I forgot to post this one! As of a few days ago, I have a super-short piece up on The Drabble, about the perils of gift-giving. The picture perhaps spoils the twist a little though, so maybe pretend it’s not there…
Here’s the second of my Story From A Song series – can you figure out which popular song I’ve based this particular piece on? (Remember, there are embellishments and details here that the song didn’t feature – otherwise it wouldn’t really work as a story.) Make your guesses!
I remember that long, hot summer. It was just you and me, then. Well, you, me and the band. That was all I needed. I remember thinking that band would set the world on fire.
Happy New Year! Here’s my first of the year, in the new issue of Firefly Magazine (p65). It’s nice to get 2017 off to a quick start.
This is my non-winning entry for Amazon’s ‘new Night Before Christmas’ contest. I had loads of fun writing this, so I hope you enjoy it. Merry Christmas to you all, and thanks for following my blog – it means a lot.
It was Christmas Eve night. Santa’s magical sled,
Slid through the sky as the world slept in bed.
He stopped on the roof of a nearby house,
And dropped down the chimney, quiet as a mouse.
Santa looked round the room, placed the presents on the floor,
Stepped his way through the hall to the kitchen door.
Here I am in the very lovely new edition of Ink In Thirds, with a quick piece about a woman returning something she doesn’t like.
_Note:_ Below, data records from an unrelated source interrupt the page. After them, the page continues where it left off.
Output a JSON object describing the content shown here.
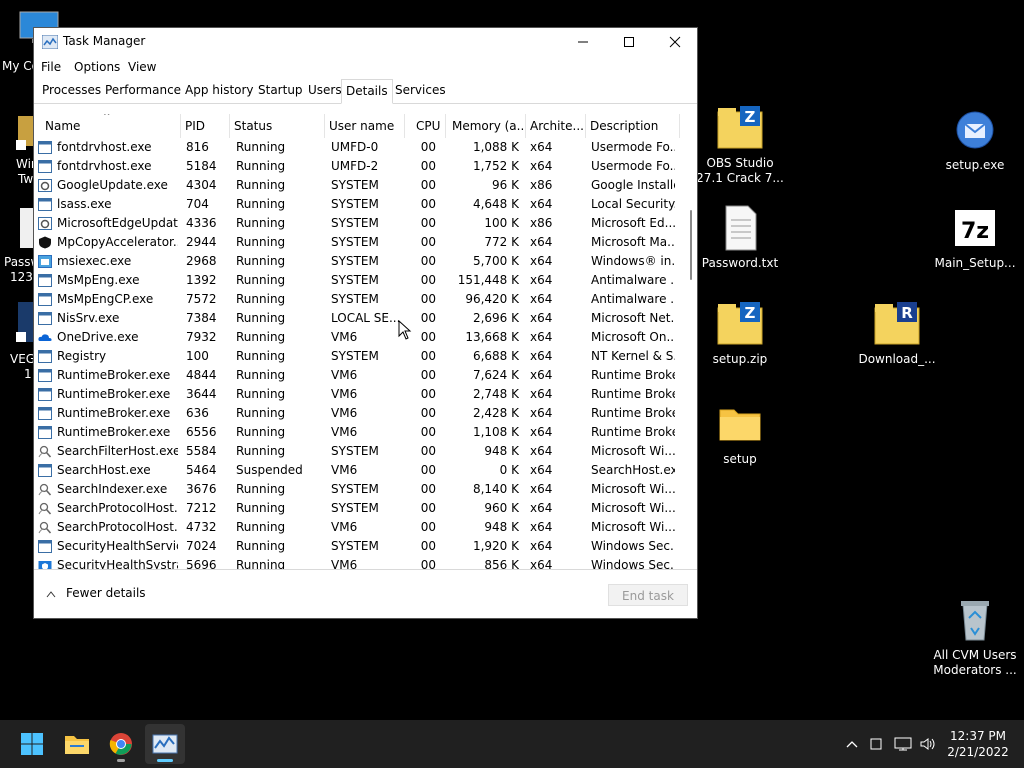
{
  "desktop": {
    "partial_labels": [
      "My Co",
      "Win",
      "Tw",
      "Passw",
      "123",
      "VEG",
      "1"
    ],
    "icons": [
      {
        "label_line1": "OBS Studio",
        "label_line2": "27.1 Crack 7...",
        "icon": "winzip-icon"
      },
      {
        "label_line1": "setup.exe",
        "label_line2": "",
        "icon": "setup-installer-icon"
      },
      {
        "label_line1": "Password.txt",
        "label_line2": "",
        "icon": "text-file-icon"
      },
      {
        "label_line1": "Main_Setup...",
        "label_line2": "",
        "icon": "7zip-icon"
      },
      {
        "label_line1": "setup.zip",
        "label_line2": "",
        "icon": "winzip-icon"
      },
      {
        "label_line1": "Download_...",
        "label_line2": "",
        "icon": "winrar-icon"
      },
      {
        "label_line1": "setup",
        "label_line2": "",
        "icon": "folder-icon"
      },
      {
        "label_line1": "All CVM Users",
        "label_line2": "Moderators ...",
        "icon": "recycle-bin-icon"
      }
    ]
  },
  "window": {
    "title": "Task Manager",
    "menu": [
      "File",
      "Options",
      "View"
    ],
    "tabs": [
      "Processes",
      "Performance",
      "App history",
      "Startup",
      "Users",
      "Details",
      "Services"
    ],
    "active_tab": "Details"
  },
  "table": {
    "columns": [
      "Name",
      "PID",
      "Status",
      "User name",
      "CPU",
      "Memory (a...",
      "Archite...",
      "Description"
    ],
    "rows": [
      {
        "name": "fontdrvhost.exe",
        "pid": "816",
        "status": "Running",
        "user": "UMFD-0",
        "cpu": "00",
        "mem": "1,088 K",
        "arch": "x64",
        "desc": "Usermode Fo...",
        "icon": "app-window-icon"
      },
      {
        "name": "fontdrvhost.exe",
        "pid": "5184",
        "status": "Running",
        "user": "UMFD-2",
        "cpu": "00",
        "mem": "1,752 K",
        "arch": "x64",
        "desc": "Usermode Fo...",
        "icon": "app-window-icon"
      },
      {
        "name": "GoogleUpdate.exe",
        "pid": "4304",
        "status": "Running",
        "user": "SYSTEM",
        "cpu": "00",
        "mem": "96 K",
        "arch": "x86",
        "desc": "Google Installer",
        "icon": "gear-app-icon"
      },
      {
        "name": "lsass.exe",
        "pid": "704",
        "status": "Running",
        "user": "SYSTEM",
        "cpu": "00",
        "mem": "4,648 K",
        "arch": "x64",
        "desc": "Local Security...",
        "icon": "app-window-icon"
      },
      {
        "name": "MicrosoftEdgeUpdat...",
        "pid": "4336",
        "status": "Running",
        "user": "SYSTEM",
        "cpu": "00",
        "mem": "100 K",
        "arch": "x86",
        "desc": "Microsoft Ed...",
        "icon": "gear-app-icon"
      },
      {
        "name": "MpCopyAccelerator....",
        "pid": "2944",
        "status": "Running",
        "user": "SYSTEM",
        "cpu": "00",
        "mem": "772 K",
        "arch": "x64",
        "desc": "Microsoft Ma...",
        "icon": "shield-icon"
      },
      {
        "name": "msiexec.exe",
        "pid": "2968",
        "status": "Running",
        "user": "SYSTEM",
        "cpu": "00",
        "mem": "5,700 K",
        "arch": "x64",
        "desc": "Windows® in...",
        "icon": "installer-icon"
      },
      {
        "name": "MsMpEng.exe",
        "pid": "1392",
        "status": "Running",
        "user": "SYSTEM",
        "cpu": "00",
        "mem": "151,448 K",
        "arch": "x64",
        "desc": "Antimalware ...",
        "icon": "app-window-icon"
      },
      {
        "name": "MsMpEngCP.exe",
        "pid": "7572",
        "status": "Running",
        "user": "SYSTEM",
        "cpu": "00",
        "mem": "96,420 K",
        "arch": "x64",
        "desc": "Antimalware ...",
        "icon": "app-window-icon"
      },
      {
        "name": "NisSrv.exe",
        "pid": "7384",
        "status": "Running",
        "user": "LOCAL SE...",
        "cpu": "00",
        "mem": "2,696 K",
        "arch": "x64",
        "desc": "Microsoft Net...",
        "icon": "app-window-icon"
      },
      {
        "name": "OneDrive.exe",
        "pid": "7932",
        "status": "Running",
        "user": "VM6",
        "cpu": "00",
        "mem": "13,668 K",
        "arch": "x64",
        "desc": "Microsoft On...",
        "icon": "onedrive-icon"
      },
      {
        "name": "Registry",
        "pid": "100",
        "status": "Running",
        "user": "SYSTEM",
        "cpu": "00",
        "mem": "6,688 K",
        "arch": "x64",
        "desc": "NT Kernel & S...",
        "icon": "app-window-icon"
      },
      {
        "name": "RuntimeBroker.exe",
        "pid": "4844",
        "status": "Running",
        "user": "VM6",
        "cpu": "00",
        "mem": "7,624 K",
        "arch": "x64",
        "desc": "Runtime Broker",
        "icon": "app-window-icon"
      },
      {
        "name": "RuntimeBroker.exe",
        "pid": "3644",
        "status": "Running",
        "user": "VM6",
        "cpu": "00",
        "mem": "2,748 K",
        "arch": "x64",
        "desc": "Runtime Broker",
        "icon": "app-window-icon"
      },
      {
        "name": "RuntimeBroker.exe",
        "pid": "636",
        "status": "Running",
        "user": "VM6",
        "cpu": "00",
        "mem": "2,428 K",
        "arch": "x64",
        "desc": "Runtime Broker",
        "icon": "app-window-icon"
      },
      {
        "name": "RuntimeBroker.exe",
        "pid": "6556",
        "status": "Running",
        "user": "VM6",
        "cpu": "00",
        "mem": "1,108 K",
        "arch": "x64",
        "desc": "Runtime Broker",
        "icon": "app-window-icon"
      },
      {
        "name": "SearchFilterHost.exe",
        "pid": "5584",
        "status": "Running",
        "user": "SYSTEM",
        "cpu": "00",
        "mem": "948 K",
        "arch": "x64",
        "desc": "Microsoft Wi...",
        "icon": "search-person-icon"
      },
      {
        "name": "SearchHost.exe",
        "pid": "5464",
        "status": "Suspended",
        "user": "VM6",
        "cpu": "00",
        "mem": "0 K",
        "arch": "x64",
        "desc": "SearchHost.exe",
        "icon": "app-window-icon"
      },
      {
        "name": "SearchIndexer.exe",
        "pid": "3676",
        "status": "Running",
        "user": "SYSTEM",
        "cpu": "00",
        "mem": "8,140 K",
        "arch": "x64",
        "desc": "Microsoft Wi...",
        "icon": "search-person-icon"
      },
      {
        "name": "SearchProtocolHost....",
        "pid": "7212",
        "status": "Running",
        "user": "SYSTEM",
        "cpu": "00",
        "mem": "960 K",
        "arch": "x64",
        "desc": "Microsoft Wi...",
        "icon": "search-person-icon"
      },
      {
        "name": "SearchProtocolHost....",
        "pid": "4732",
        "status": "Running",
        "user": "VM6",
        "cpu": "00",
        "mem": "948 K",
        "arch": "x64",
        "desc": "Microsoft Wi...",
        "icon": "search-person-icon"
      },
      {
        "name": "SecurityHealthServic...",
        "pid": "7024",
        "status": "Running",
        "user": "SYSTEM",
        "cpu": "00",
        "mem": "1,920 K",
        "arch": "x64",
        "desc": "Windows Sec...",
        "icon": "app-window-icon"
      },
      {
        "name": "SecurityHealthSystra...",
        "pid": "5696",
        "status": "Running",
        "user": "VM6",
        "cpu": "00",
        "mem": "856 K",
        "arch": "x64",
        "desc": "Windows Sec...",
        "icon": "security-shield-icon"
      }
    ]
  },
  "footer": {
    "fewer_details": "Fewer details",
    "end_task": "End task"
  },
  "taskbar": {
    "time": "12:37 PM",
    "date": "2/21/2022"
  }
}
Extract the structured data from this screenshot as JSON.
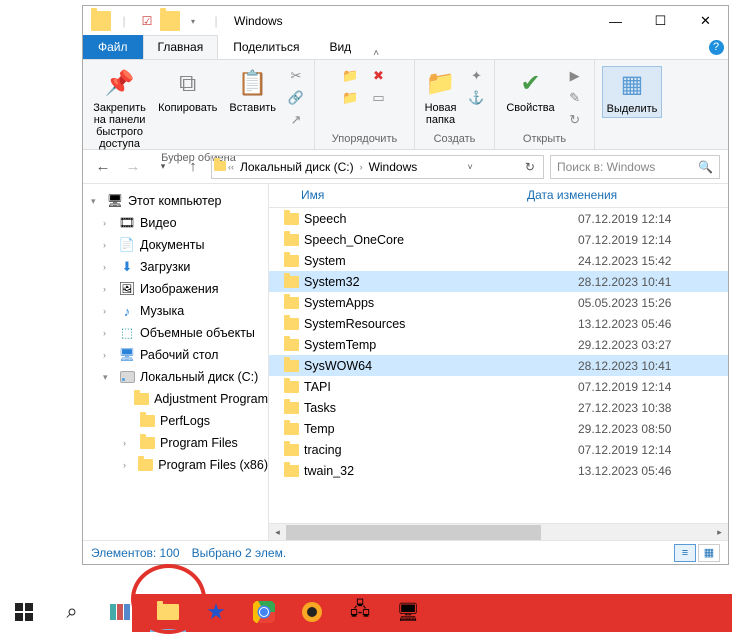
{
  "titlebar": {
    "title": "Windows"
  },
  "tabs": {
    "file": "Файл",
    "home": "Главная",
    "share": "Поделиться",
    "view": "Вид"
  },
  "ribbon": {
    "group1": {
      "pin": "Закрепить на панели\nбыстрого доступа",
      "copy": "Копировать",
      "paste": "Вставить",
      "label": "Буфер обмена"
    },
    "group2": {
      "label": "Упорядочить"
    },
    "group3": {
      "new_folder": "Новая\nпапка",
      "label": "Создать"
    },
    "group4": {
      "props": "Свойства",
      "label": "Открыть"
    },
    "group5": {
      "select": "Выделить"
    }
  },
  "address": {
    "crumb1": "Локальный диск (C:)",
    "crumb2": "Windows"
  },
  "search": {
    "placeholder": "Поиск в: Windows"
  },
  "tree": {
    "this_pc": "Этот компьютер",
    "videos": "Видео",
    "documents": "Документы",
    "downloads": "Загрузки",
    "pictures": "Изображения",
    "music": "Музыка",
    "objects3d": "Объемные объекты",
    "desktop": "Рабочий стол",
    "local_disk": "Локальный диск (C:)",
    "adj": "Adjustment Program",
    "perflogs": "PerfLogs",
    "progfiles": "Program Files",
    "progfiles86": "Program Files (x86)"
  },
  "columns": {
    "name": "Имя",
    "date": "Дата изменения"
  },
  "files": [
    {
      "name": "Speech",
      "date": "07.12.2019 12:14",
      "sel": false
    },
    {
      "name": "Speech_OneCore",
      "date": "07.12.2019 12:14",
      "sel": false
    },
    {
      "name": "System",
      "date": "24.12.2023 15:42",
      "sel": false
    },
    {
      "name": "System32",
      "date": "28.12.2023 10:41",
      "sel": true
    },
    {
      "name": "SystemApps",
      "date": "05.05.2023 15:26",
      "sel": false
    },
    {
      "name": "SystemResources",
      "date": "13.12.2023 05:46",
      "sel": false
    },
    {
      "name": "SystemTemp",
      "date": "29.12.2023 03:27",
      "sel": false
    },
    {
      "name": "SysWOW64",
      "date": "28.12.2023 10:41",
      "sel": true
    },
    {
      "name": "TAPI",
      "date": "07.12.2019 12:14",
      "sel": false
    },
    {
      "name": "Tasks",
      "date": "27.12.2023 10:38",
      "sel": false
    },
    {
      "name": "Temp",
      "date": "29.12.2023 08:50",
      "sel": false
    },
    {
      "name": "tracing",
      "date": "07.12.2019 12:14",
      "sel": false
    },
    {
      "name": "twain_32",
      "date": "13.12.2023 05:46",
      "sel": false
    }
  ],
  "status": {
    "items": "Элементов: 100",
    "selected": "Выбрано 2 элем."
  }
}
I’m short of story ideas right now. So to keep my writing going, I’ve done this instead – taken an old song and based a piece of fiction around its lyrics. I’ve embellished and added detail that wasn’t there originally, of course, but can you guess what song I’ve based this story on? (Yes, I’m sure you can.) There may be more of these in future, as I enjoyed this as a writing exercise.
He stared through the window of the pawn shop. His guitar, the beautiful old Strat his dad had given him, stood there precariously on a stand too small for it. There was a price tag of fifty quid tied around its neck. A tear slipped down his face.